[[ Records provided open ]]
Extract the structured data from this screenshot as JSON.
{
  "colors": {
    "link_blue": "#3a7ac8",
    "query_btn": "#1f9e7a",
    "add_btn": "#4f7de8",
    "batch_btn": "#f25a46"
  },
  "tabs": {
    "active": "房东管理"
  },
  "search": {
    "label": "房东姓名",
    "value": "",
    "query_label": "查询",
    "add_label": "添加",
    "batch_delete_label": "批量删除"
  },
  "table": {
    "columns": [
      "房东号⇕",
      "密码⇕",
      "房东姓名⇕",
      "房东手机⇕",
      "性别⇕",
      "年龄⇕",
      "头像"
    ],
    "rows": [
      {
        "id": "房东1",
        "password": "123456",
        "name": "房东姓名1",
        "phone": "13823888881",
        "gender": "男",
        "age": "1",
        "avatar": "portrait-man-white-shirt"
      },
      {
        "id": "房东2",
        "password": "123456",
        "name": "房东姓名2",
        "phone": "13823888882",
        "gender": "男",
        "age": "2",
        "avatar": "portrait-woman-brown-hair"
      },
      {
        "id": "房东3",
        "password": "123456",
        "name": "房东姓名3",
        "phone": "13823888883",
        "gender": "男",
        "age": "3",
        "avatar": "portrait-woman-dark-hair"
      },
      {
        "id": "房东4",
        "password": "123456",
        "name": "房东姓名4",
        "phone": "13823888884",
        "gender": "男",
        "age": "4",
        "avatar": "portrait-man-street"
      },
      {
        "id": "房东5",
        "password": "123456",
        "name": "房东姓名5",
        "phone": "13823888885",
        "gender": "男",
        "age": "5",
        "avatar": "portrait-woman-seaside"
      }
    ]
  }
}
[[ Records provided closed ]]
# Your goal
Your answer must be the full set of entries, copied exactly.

# Your response
Extract the structured data from this screenshot as JSON.
{
  "colors": {
    "link_blue": "#3a7ac8",
    "query_btn": "#1f9e7a",
    "add_btn": "#4f7de8",
    "batch_btn": "#f25a46"
  },
  "tabs": {
    "active": "房东管理"
  },
  "search": {
    "label": "房东姓名",
    "value": "",
    "query_label": "查询",
    "add_label": "添加",
    "batch_delete_label": "批量删除"
  },
  "table": {
    "columns": [
      "房东号⇕",
      "密码⇕",
      "房东姓名⇕",
      "房东手机⇕",
      "性别⇕",
      "年龄⇕",
      "头像"
    ],
    "rows": [
      {
        "id": "房东1",
        "password": "123456",
        "name": "房东姓名1",
        "phone": "13823888881",
        "gender": "男",
        "age": "1",
        "avatar": "portrait-man-white-shirt"
      },
      {
        "id": "房东2",
        "password": "123456",
        "name": "房东姓名2",
        "phone": "13823888882",
        "gender": "男",
        "age": "2",
        "avatar": "portrait-woman-brown-hair"
      },
      {
        "id": "房东3",
        "password": "123456",
        "name": "房东姓名3",
        "phone": "13823888883",
        "gender": "男",
        "age": "3",
        "avatar": "portrait-woman-dark-hair"
      },
      {
        "id": "房东4",
        "password": "123456",
        "name": "房东姓名4",
        "phone": "13823888884",
        "gender": "男",
        "age": "4",
        "avatar": "portrait-man-street"
      },
      {
        "id": "房东5",
        "password": "123456",
        "name": "房东姓名5",
        "phone": "13823888885",
        "gender": "男",
        "age": "5",
        "avatar": "portrait-woman-seaside"
      }
    ]
  }
}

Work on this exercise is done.